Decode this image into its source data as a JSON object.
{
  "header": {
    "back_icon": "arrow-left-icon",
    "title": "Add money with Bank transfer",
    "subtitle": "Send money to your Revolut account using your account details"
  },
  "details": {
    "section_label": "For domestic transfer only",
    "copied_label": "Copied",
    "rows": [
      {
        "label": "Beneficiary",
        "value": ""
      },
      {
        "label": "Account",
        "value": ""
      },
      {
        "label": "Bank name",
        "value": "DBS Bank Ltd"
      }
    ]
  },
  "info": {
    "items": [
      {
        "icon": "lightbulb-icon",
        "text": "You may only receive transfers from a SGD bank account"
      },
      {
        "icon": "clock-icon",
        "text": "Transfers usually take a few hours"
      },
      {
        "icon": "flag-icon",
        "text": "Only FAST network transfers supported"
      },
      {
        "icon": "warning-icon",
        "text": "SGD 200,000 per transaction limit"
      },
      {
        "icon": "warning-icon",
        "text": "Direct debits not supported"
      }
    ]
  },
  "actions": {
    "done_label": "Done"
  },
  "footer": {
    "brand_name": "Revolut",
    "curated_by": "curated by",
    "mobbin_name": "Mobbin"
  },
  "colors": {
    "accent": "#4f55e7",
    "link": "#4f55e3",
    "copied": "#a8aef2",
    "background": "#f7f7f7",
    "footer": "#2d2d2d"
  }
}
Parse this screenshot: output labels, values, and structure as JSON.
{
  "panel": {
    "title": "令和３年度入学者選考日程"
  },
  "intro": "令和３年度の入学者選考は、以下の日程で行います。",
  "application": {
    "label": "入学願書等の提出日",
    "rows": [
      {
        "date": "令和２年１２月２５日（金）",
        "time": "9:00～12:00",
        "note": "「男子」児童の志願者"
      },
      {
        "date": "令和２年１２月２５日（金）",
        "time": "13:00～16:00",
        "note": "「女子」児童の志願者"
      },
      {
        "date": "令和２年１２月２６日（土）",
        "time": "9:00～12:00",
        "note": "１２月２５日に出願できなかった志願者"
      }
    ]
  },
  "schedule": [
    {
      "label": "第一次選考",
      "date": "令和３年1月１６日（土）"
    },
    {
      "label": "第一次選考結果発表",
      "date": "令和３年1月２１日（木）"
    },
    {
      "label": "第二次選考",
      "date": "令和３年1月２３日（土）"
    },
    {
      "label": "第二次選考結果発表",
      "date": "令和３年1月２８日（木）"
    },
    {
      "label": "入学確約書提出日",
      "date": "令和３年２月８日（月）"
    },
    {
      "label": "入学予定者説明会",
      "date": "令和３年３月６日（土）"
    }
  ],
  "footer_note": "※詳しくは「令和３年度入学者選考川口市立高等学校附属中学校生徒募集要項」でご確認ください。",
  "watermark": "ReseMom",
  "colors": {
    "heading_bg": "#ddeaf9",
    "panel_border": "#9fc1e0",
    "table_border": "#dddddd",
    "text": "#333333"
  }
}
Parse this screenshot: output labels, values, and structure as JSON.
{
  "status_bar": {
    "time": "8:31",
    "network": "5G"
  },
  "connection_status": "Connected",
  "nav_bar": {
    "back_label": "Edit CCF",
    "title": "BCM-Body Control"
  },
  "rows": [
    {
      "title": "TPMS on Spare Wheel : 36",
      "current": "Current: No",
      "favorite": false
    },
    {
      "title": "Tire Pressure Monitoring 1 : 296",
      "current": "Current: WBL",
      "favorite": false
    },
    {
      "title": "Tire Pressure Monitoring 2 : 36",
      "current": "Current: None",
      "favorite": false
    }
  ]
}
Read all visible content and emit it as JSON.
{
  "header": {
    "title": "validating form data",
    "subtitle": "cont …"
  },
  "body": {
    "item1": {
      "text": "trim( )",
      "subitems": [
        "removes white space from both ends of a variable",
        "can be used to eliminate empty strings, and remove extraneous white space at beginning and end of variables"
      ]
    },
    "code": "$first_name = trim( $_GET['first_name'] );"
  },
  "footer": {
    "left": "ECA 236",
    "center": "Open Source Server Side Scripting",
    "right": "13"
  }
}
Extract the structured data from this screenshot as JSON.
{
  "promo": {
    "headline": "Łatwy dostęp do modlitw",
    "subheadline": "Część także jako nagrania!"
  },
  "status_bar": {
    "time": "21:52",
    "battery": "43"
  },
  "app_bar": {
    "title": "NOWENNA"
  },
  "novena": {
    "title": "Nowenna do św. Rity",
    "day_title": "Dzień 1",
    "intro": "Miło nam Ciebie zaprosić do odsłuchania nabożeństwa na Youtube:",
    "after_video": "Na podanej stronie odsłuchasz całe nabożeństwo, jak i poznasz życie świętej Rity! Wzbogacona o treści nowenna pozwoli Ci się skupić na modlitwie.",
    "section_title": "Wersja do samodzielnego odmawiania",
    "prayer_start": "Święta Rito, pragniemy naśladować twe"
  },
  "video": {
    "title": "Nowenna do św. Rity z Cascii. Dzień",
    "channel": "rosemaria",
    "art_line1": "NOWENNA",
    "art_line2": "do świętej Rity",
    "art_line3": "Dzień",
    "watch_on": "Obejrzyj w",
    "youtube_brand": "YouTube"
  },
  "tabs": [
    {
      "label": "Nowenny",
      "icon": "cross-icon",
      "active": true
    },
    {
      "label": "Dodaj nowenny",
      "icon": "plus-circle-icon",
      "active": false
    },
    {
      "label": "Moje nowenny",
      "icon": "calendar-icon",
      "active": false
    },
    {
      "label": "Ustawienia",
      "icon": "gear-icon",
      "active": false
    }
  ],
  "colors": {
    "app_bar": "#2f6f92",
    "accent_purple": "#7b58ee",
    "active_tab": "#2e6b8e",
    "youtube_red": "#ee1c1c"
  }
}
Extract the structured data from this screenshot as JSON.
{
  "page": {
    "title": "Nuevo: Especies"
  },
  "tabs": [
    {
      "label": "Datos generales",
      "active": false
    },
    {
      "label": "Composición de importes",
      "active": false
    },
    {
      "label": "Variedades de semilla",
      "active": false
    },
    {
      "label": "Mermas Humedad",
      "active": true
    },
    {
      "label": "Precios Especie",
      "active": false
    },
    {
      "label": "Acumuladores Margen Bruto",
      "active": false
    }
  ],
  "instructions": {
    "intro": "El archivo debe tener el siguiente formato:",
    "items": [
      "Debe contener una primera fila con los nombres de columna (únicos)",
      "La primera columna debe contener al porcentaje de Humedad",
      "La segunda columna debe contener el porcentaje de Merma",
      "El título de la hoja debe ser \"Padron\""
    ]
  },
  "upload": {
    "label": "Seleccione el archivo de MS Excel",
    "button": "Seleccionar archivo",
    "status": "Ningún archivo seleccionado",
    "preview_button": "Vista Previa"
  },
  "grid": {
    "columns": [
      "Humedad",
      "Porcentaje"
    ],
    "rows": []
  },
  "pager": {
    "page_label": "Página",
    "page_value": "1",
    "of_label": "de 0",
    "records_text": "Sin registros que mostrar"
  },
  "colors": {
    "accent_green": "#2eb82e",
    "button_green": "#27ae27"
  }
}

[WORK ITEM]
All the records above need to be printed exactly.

[ANSWER TO THE PROBLEM]
Decode this image into its source data as a JSON object.
{
  "header": {
    "back_icon": "arrow-left-icon",
    "title": "Add money with Bank transfer",
    "subtitle": "Send money to your Revolut account using your account details"
  },
  "details": {
    "section_label": "For domestic transfer only",
    "copied_label": "Copied",
    "rows": [
      {
        "label": "Beneficiary",
        "value": ""
      },
      {
        "label": "Account",
        "value": ""
      },
      {
        "label": "Bank name",
        "value": "DBS Bank Ltd"
      }
    ]
  },
  "info": {
    "items": [
      {
        "icon": "lightbulb-icon",
        "text": "You may only receive transfers from a SGD bank account"
      },
      {
        "icon": "clock-icon",
        "text": "Transfers usually take a few hours"
      },
      {
        "icon": "flag-icon",
        "text": "Only FAST network transfers supported"
      },
      {
        "icon": "warning-icon",
        "text": "SGD 200,000 per transaction limit"
      },
      {
        "icon": "warning-icon",
        "text": "Direct debits not supported"
      }
    ]
  },
  "actions": {
    "done_label": "Done"
  },
  "footer": {
    "brand_name": "Revolut",
    "curated_by": "curated by",
    "mobbin_name": "Mobbin"
  },
  "colors": {
    "accent": "#4f55e7",
    "link": "#4f55e3",
    "copied": "#a8aef2",
    "background": "#f7f7f7",
    "footer": "#2d2d2d"
  }
}
Parse this screenshot: output labels, values, and structure as JSON.
{
  "panel": {
    "title": "令和３年度入学者選考日程"
  },
  "intro": "令和３年度の入学者選考は、以下の日程で行います。",
  "application": {
    "label": "入学願書等の提出日",
    "rows": [
      {
        "date": "令和２年１２月２５日（金）",
        "time": "9:00～12:00",
        "note": "「男子」児童の志願者"
      },
      {
        "date": "令和２年１２月２５日（金）",
        "time": "13:00～16:00",
        "note": "「女子」児童の志願者"
      },
      {
        "date": "令和２年１２月２６日（土）",
        "time": "9:00～12:00",
        "note": "１２月２５日に出願できなかった志願者"
      }
    ]
  },
  "schedule": [
    {
      "label": "第一次選考",
      "date": "令和３年1月１６日（土）"
    },
    {
      "label": "第一次選考結果発表",
      "date": "令和３年1月２１日（木）"
    },
    {
      "label": "第二次選考",
      "date": "令和３年1月２３日（土）"
    },
    {
      "label": "第二次選考結果発表",
      "date": "令和３年1月２８日（木）"
    },
    {
      "label": "入学確約書提出日",
      "date": "令和３年２月８日（月）"
    },
    {
      "label": "入学予定者説明会",
      "date": "令和３年３月６日（土）"
    }
  ],
  "footer_note": "※詳しくは「令和３年度入学者選考川口市立高等学校附属中学校生徒募集要項」でご確認ください。",
  "watermark": "ReseMom",
  "colors": {
    "heading_bg": "#ddeaf9",
    "panel_border": "#9fc1e0",
    "table_border": "#dddddd",
    "text": "#333333"
  }
}
Parse this screenshot: output labels, values, and structure as JSON.
{
  "status_bar": {
    "time": "8:31",
    "network": "5G"
  },
  "connection_status": "Connected",
  "nav_bar": {
    "back_label": "Edit CCF",
    "title": "BCM-Body Control"
  },
  "rows": [
    {
      "title": "TPMS on Spare Wheel : 36",
      "current": "Current: No",
      "favorite": false
    },
    {
      "title": "Tire Pressure Monitoring 1 : 296",
      "current": "Current: WBL",
      "favorite": false
    },
    {
      "title": "Tire Pressure Monitoring 2 : 36",
      "current": "Current: None",
      "favorite": false
    }
  ]
}
Read all visible content and emit it as JSON.
{
  "header": {
    "title": "validating form data",
    "subtitle": "cont …"
  },
  "body": {
    "item1": {
      "text": "trim( )",
      "subitems": [
        "removes white space from both ends of a variable",
        "can be used to eliminate empty strings, and remove extraneous white space at beginning and end of variables"
      ]
    },
    "code": "$first_name = trim( $_GET['first_name'] );"
  },
  "footer": {
    "left": "ECA 236",
    "center": "Open Source Server Side Scripting",
    "right": "13"
  }
}
Extract the structured data from this screenshot as JSON.
{
  "promo": {
    "headline": "Łatwy dostęp do modlitw",
    "subheadline": "Część także jako nagrania!"
  },
  "status_bar": {
    "time": "21:52",
    "battery": "43"
  },
  "app_bar": {
    "title": "NOWENNA"
  },
  "novena": {
    "title": "Nowenna do św. Rity",
    "day_title": "Dzień 1",
    "intro": "Miło nam Ciebie zaprosić do odsłuchania nabożeństwa na Youtube:",
    "after_video": "Na podanej stronie odsłuchasz całe nabożeństwo, jak i poznasz życie świętej Rity! Wzbogacona o treści nowenna pozwoli Ci się skupić na modlitwie.",
    "section_title": "Wersja do samodzielnego odmawiania",
    "prayer_start": "Święta Rito, pragniemy naśladować twe"
  },
  "video": {
    "title": "Nowenna do św. Rity z Cascii. Dzień",
    "channel": "rosemaria",
    "art_line1": "NOWENNA",
    "art_line2": "do świętej Rity",
    "art_line3": "Dzień",
    "watch_on": "Obejrzyj w",
    "youtube_brand": "YouTube"
  },
  "tabs": [
    {
      "label": "Nowenny",
      "icon": "cross-icon",
      "active": true
    },
    {
      "label": "Dodaj nowenny",
      "icon": "plus-circle-icon",
      "active": false
    },
    {
      "label": "Moje nowenny",
      "icon": "calendar-icon",
      "active": false
    },
    {
      "label": "Ustawienia",
      "icon": "gear-icon",
      "active": false
    }
  ],
  "colors": {
    "app_bar": "#2f6f92",
    "accent_purple": "#7b58ee",
    "active_tab": "#2e6b8e",
    "youtube_red": "#ee1c1c"
  }
}
Extract the structured data from this screenshot as JSON.
{
  "page": {
    "title": "Nuevo: Especies"
  },
  "tabs": [
    {
      "label": "Datos generales",
      "active": false
    },
    {
      "label": "Composición de importes",
      "active": false
    },
    {
      "label": "Variedades de semilla",
      "active": false
    },
    {
      "label": "Mermas Humedad",
      "active": true
    },
    {
      "label": "Precios Especie",
      "active": false
    },
    {
      "label": "Acumuladores Margen Bruto",
      "active": false
    }
  ],
  "instructions": {
    "intro": "El archivo debe tener el siguiente formato:",
    "items": [
      "Debe contener una primera fila con los nombres de columna (únicos)",
      "La primera columna debe contener al porcentaje de Humedad",
      "La segunda columna debe contener el porcentaje de Merma",
      "El título de la hoja debe ser \"Padron\""
    ]
  },
  "upload": {
    "label": "Seleccione el archivo de MS Excel",
    "button": "Seleccionar archivo",
    "status": "Ningún archivo seleccionado",
    "preview_button": "Vista Previa"
  },
  "grid": {
    "columns": [
      "Humedad",
      "Porcentaje"
    ],
    "rows": []
  },
  "pager": {
    "page_label": "Página",
    "page_value": "1",
    "of_label": "de 0",
    "records_text": "Sin registros que mostrar"
  },
  "colors": {
    "accent_green": "#2eb82e",
    "button_green": "#27ae27"
  }
}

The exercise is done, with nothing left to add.